N O ! a r t
Lurie's Last Will
Born April 16, 1940, in Leningrad, Russia. He emigrated to the USA in 1975, wrote many essays about NO!art in Russian language. Many publications as a poet, artist and art-critic. Works as a professor at the university of Texas. Lives in upper Delaware, Lordville (USA). A multilingual Russian poet, essayist art collector/historian, visual/performance artist, and all around "enfant terrible" of contemporary Russian letters, Kuzminsky became one of the central figures in the St. Petersburg literary/artistic underground scene in the sixties and early seventies. His impressive organizing skills helped to integrate what could have been several groups of independently minded writers/poets/artists into a movement that rediscovered and extended the legacy of Russian Avant-garde/Russian Modernism. He was one of "five young poets from Leningrad" featured in a 1972 book by Suzanne Massie; another was his contemporary (only six weeks younger), Joseph Brodsky (1940-96), whose work is more self-consciously traditional.

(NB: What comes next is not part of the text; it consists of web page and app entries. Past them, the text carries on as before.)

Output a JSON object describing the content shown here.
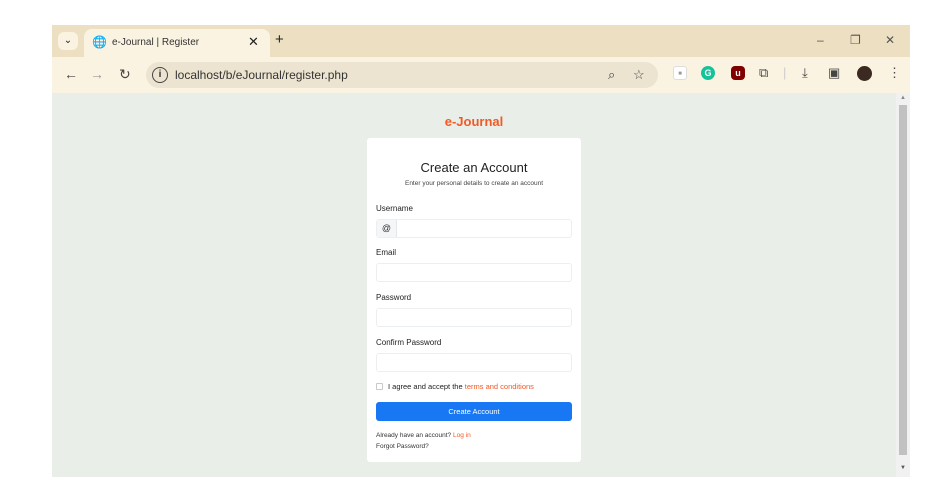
{
  "browser": {
    "tab_title": "e-Journal | Register",
    "url": "localhost/b/eJournal/register.php"
  },
  "colors": {
    "accent": "#f15a24",
    "primary_button": "#1877f2",
    "tabstrip": "#ede0c2",
    "page_background": "#eaeee9"
  },
  "icons": {
    "tab_search": "chevron-down-icon",
    "favicon": "globe-icon",
    "site_info": "info-icon",
    "zoom": "zoom-icon",
    "bookmark": "star-icon",
    "extensions": [
      "extension-square-icon",
      "grammarly-icon",
      "ublock-icon",
      "puzzle-icon"
    ],
    "download": "download-icon",
    "side_panel": "side-panel-icon",
    "profile": "avatar",
    "menu": "kebab-menu-icon"
  },
  "page": {
    "brand": "e-Journal",
    "form": {
      "title": "Create an Account",
      "subtitle": "Enter your personal details to create an account",
      "username_label": "Username",
      "username_prefix": "@",
      "username_value": "",
      "email_label": "Email",
      "email_value": "",
      "password_label": "Password",
      "password_value": "",
      "confirm_label": "Confirm Password",
      "confirm_value": "",
      "terms_prefix": "I agree and accept the",
      "terms_link": "terms and conditions",
      "terms_checked": false,
      "submit_label": "Create Account",
      "login_prefix": "Already have an account?",
      "login_link": "Log in",
      "forgot_link": "Forgot Password?"
    }
  }
}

As a poet Kuzminsky came to maturity in the early seventies, with the long poem Babylon Tower, wherein he drew on his different influences, from eighteenth-century Russian poetry to RUSSIAN FUTURISM and beyond. This poem put forward not one, but several literary styles that can be identified as Russian Imagism (not to be confused with Russian Imaginism), Russian Beat, and Russian jazz poetry, serving, in effect, as a blueprint for later developments in his writing. Babylon Tower also showed Kuzminsky’s first forays into multi-lingual poetry. What started as his early interest in various Russian dialects, evolved into “writing in tongues,” transcending European languages to include exotic blueprint for later developments in his writing. Babylon Tower also showed Kuzminsky’s first forays into multi-lingual poetry. What started as his early interest in various Russian dialects, evolved into “writing in tongues,” transcending European languages to include exotic African and Polynesian dialects. Kuzminsky’s outstanding short work Leopold Havelka mixes twenty-four languages into a coherent page-long poem, demonstrating his taste for the outrageous, as well as his mastery of sound textures: “Welcome, You, lotry und shabery, Bielorussians mit Ukrainsche geschrben das Kunstler und painter sans I’oeil, Yomkippurisch Blit monster Sie Branchen Teobaldus Grossier mit Poine zum Aliosha geschlossen - Potz und tausend Potz - meine herren und Damen, genuk …” Pushed out of his country by the K.G.B. in 1974, Kuzminsky settled in the United States. In the following fifteen years he edited and introduced (with G. Kovaley) The Blue Lagoon, a definitive nine-volume anthology of the underground Russian poetry from World War II to the seventies. Inclusion of juicy details, conflicting accounts, anecdotes of bohemian lifestyles, and tales of literary intrigue that would be shunned by most academians put his selections in the larger social/historic context, set a high standard yet to be matched by any academic scholar, and made The Blue Lagoon the most Inforable Russian anthology of the century.
Source: Igor Satanovsky, in: Dictionary of the Avant-Gardes, a capella press, 1994.